That doesn't mean Littlefield shouldn't be squirming, though.
"It's essential that the team improves its on-field performance," Nutting said.
Does that sound like a man who is going to accept the same 7-19 April as last season?
This will be Littlefield's sixth full season on the job. There's no arguing that he took over a laughable team in 2001 after the ineffective McClatchy finally found the strength to fire Cam Bonifay at midseason. The Pirates were burdened with wasteful long-term contracts and would lose 100 games in that first season in PNC Park. But there's also no arguing that Littlefield has done little so far to improve the team's record. His subsequent teams lost 89, 87, 89, 95 and 95 games.
Any other franchise would have fired Littlefield long ago.
McClatchy -- presumably with Nutting's OK -- gave Littlefield a one-year contract extension through '08 on opening day last season.
Only the Pirates.
It's hard to imagine Nutting being as patient as McClatchy, especially now that much of the anger from the team's long-suffering fans will be directed at him.
That means LaRoche had better hit a lot of home runs into the Allegheny River. Actually, just to be safe, he probably shouldn't wait until the Pirates get to PNC Park to start hitting those long flies. It would be better if he hit a few in the Pirates' season-opening trip to Houston and Cincinnati.
It also means the Pirates' young starters had better stay healthy and increase their victory totals. Littlefield's job security is tied squarely to Ian Snell, Zach Duke, Paul Maholm and Tom Gorzelanny. If only their prized arms came with guarantees. Duke and Maholm regressed last season. And wasn't it just two years ago that some dreamers thought Oliver Perez was going to be the next Sandy Koufax?

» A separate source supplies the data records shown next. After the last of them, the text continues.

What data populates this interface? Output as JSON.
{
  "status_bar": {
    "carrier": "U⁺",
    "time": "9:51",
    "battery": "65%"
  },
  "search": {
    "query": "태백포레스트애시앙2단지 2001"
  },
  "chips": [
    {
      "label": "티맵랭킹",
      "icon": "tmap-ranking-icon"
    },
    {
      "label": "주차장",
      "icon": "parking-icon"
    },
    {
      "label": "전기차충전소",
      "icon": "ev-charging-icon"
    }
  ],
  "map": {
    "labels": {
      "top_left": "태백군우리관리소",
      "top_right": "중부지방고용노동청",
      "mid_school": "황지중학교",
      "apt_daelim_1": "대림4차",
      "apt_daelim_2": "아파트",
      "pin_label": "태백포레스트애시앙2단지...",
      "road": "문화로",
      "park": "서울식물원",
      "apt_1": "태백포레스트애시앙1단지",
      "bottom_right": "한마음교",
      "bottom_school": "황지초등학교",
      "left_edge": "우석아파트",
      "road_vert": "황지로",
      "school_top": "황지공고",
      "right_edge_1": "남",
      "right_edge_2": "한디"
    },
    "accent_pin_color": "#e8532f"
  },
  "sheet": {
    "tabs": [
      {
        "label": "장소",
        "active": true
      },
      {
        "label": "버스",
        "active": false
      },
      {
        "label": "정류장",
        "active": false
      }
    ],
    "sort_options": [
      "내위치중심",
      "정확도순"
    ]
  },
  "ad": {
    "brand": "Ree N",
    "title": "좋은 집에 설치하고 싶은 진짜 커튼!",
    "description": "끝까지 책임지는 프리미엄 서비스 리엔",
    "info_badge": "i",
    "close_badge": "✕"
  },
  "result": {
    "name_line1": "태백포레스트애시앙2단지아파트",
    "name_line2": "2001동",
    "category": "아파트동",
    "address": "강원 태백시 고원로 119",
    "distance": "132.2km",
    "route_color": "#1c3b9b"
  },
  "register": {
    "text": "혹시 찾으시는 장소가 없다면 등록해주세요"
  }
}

And it means Salomon Torres must take over as closer from Gonzalez. Torres did well in the role late last season when the Pirates were buried in the standings and the pressure was minimal. Let's see how he does early in this one.
If everything breaks right -- absolutely everything -- this might finally be the year the Pirates break .500.
If not, Littlefield will be long gone and the team's next general manager will reap the benefits of his terrific trade for LaRoche.
First Published January 19, 2007 12:00 am